The predator in the film is different. He doesn't have the usual mask we're used to, and he appears to be genetically modified somehow--a technology the species is known for. 

The film has been lauded for its spirit of female liberation, its use of a mostly Native American cast, and a plot that centers around authentic Native American culture, not constrained by stereotypes or generalizations. It's definitely one of the best installments in the franchise. It's well worth the watch.

Courtesy of Newsnation


There's nothing out there like Salem. Most stories of witches are packed with telekinesis, candles, and herbs--studio magic with a twist. They find a way to show us that witches are kind, misunderstood women who are just trying to live their lives. They push past stereotypes, dispel stories about Satan worshipping and baby killings, and focus on love and heartfelt struggles. They say there's no devil in the craft, no religion, just magic.

Salem goes against all of that. They bring back the infant murders, the flying ointment, and broomsticks, and make use of all of the old tales about evil hags, familiars, and temptresses. They make you fall in love with evil, using antiheroes, true Luciferianism, torture, and wicked conspiracies. It's witchcraft as they saw it in Salem, and it is compelling.

Courtesy of 20th Television

The X-Files

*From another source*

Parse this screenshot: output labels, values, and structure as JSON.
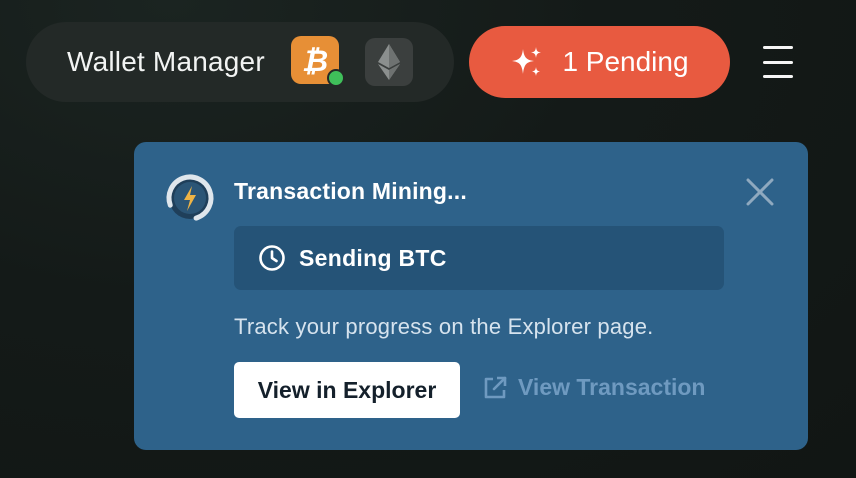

When The X-FIles first came out it was a pop culture sensation, known for its gruesome imagery and compelling storylines. People weren't used to flipping past scenes of writhing worms and disturbing gore. It just wasn't done in the 90s. They were showing things that weren't shown on primetime television, and they were doing it in style. What made The X-Files so magical was the fact that they suspended disbelief, making use of old conspiracy theories, knowing full well how contagious their ideas were. They'd weave in elements like aliens and government plots, showing characters we loved investigating things that many people suspected to be true. It confirmed their suspicions so to speak to see their theories dramatized, and the show was always going on about empirical evidence, research, and addressing the impossible using the scientific method. They made it all seem so official and so real. We could almost believe that Mulder and Scully were in fact government agents. To this day there are people that think the show was dramatizing real events. It was well-designed, and it kept viewers going for years without giving too much away.